Wildfire smoke results in air quality alerts

PANHANDLE -- The smokey conditions seen in Sidney and much of the Panhandle Thursday have moved to eastern Colorado. 

The National Weather Service Friday and the Colorado Department of Public Health issued an air quality advisory this morning. The CDPH advised the smoke will include an increasing likelihood of respiratory symptoms in sensitive individuals, aggravation of heart or lung disease and premature mortality in people with cardiopulmonary disease and older adults. People with heart or lung disease, older adults, and children should reduce prolonged or heavy exertion.

The smoke is expected to impact much of eastern and Front Range Colorado.

Panhandle resident Thursday experienced a smoky haze settle in prior to afternoon rain showers in the Sidney area. That same storm left flooded streets and fields flooded. Yards and gardens were reported plummeted with hail, high wind and rain.
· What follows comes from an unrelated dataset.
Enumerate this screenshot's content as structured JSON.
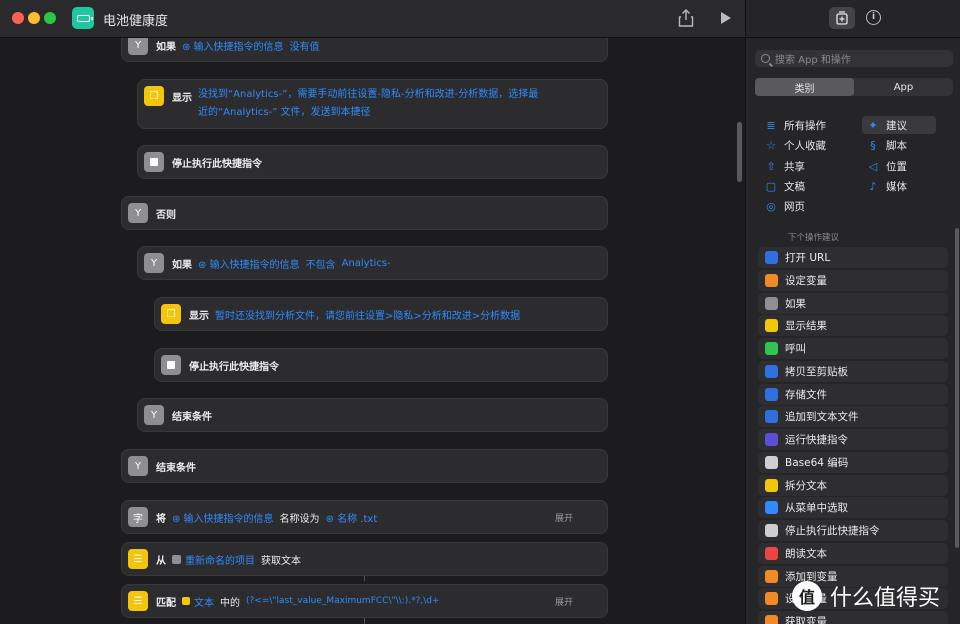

Some hail appeared to be nearly baseball-size in places.

The weekend forecast is for a warming trend. Saturday and Sunday temperatures are expected to be in the mid-70s and dropping to the high 40s overnight.

Sidney's weekend prediction is similar to Sterling with Saturday expected to be in the low 70s and in the 40s overnight. 

























NWS Weather Prediction Center College Park MD 358 PM EDT Fri May 19 2023 Valid 00Z Sat May 20 2023 - 00Z Mon May 22 2023 ...Severe thunderstorms and flash flooding possible for the Southern Plains into the Lower Mississippi Valley this evening, shifting eastward on Saturday... ...Well above average, record-breaking warmth continues for interior portions of the Northwest through Saturday, some moderation on Sunday... The upper level pattern will be feature general troughing in the eastern U.S. and ridging for the West heading into the weekend. A progressive upper level disturbance will track from the Great Lakes today into New England this weekend which will be accompanied by a cold front at the surface. Meanwhile, a surface low along the southern Mid-Atlantic coast this afternoon will track northward through Saturday and weaken, bringing a surge of deep moisture northward into southern/eastern New England. These two features will ensure a wet Saturday for many from New York and Pennsylvania into New England. A broad one to two inches of rain is expected from New York City/Long Island into southern and eastern New England along with isolated flash flooding before more pleasant conditions return on Sunday. Farther south along the cold front, from the lower/middle Mississippi Valley into the Ozarks and Texas, severe thunderstorms and flash flooding will be possible through this evening with the threats extending into early Saturday morning. As the cold front moves eastward during the day on Saturday, the threats for severe thunderstorms and flash flooding will shift eastward into the Gulf Coast states and Tennessee Valley but the concerns for adverse weather do not look to be as widespread when compared to today/Friday. Upper level ridging over the western U.S. will continue on Saturday with high temperatures forecast to range 15-25 degrees above average for much of the interior Northwest. Daily record high temperatures will be possible for portions of Washington, Oregon, Idaho, possibly extending into western Montana and northern California. A Pacific trough will move into the Northwest on Sunday which will have the effect of reducing high temperatures a bit for Washington and Oregon but spread the above average warmth into the north-central U.S. Isolated record highs are possible on Sunday for the interior Northwest, but the greatest potential for record breaking heat is expected to be on Saturday. In terms of precipitation, scattered afternoon/evening thunderstorms will occur in areas of terrain with more widespread coverage in the vicinity of the Four Corners region near a weak upper level disturbance. The remainder of the West should remain dry.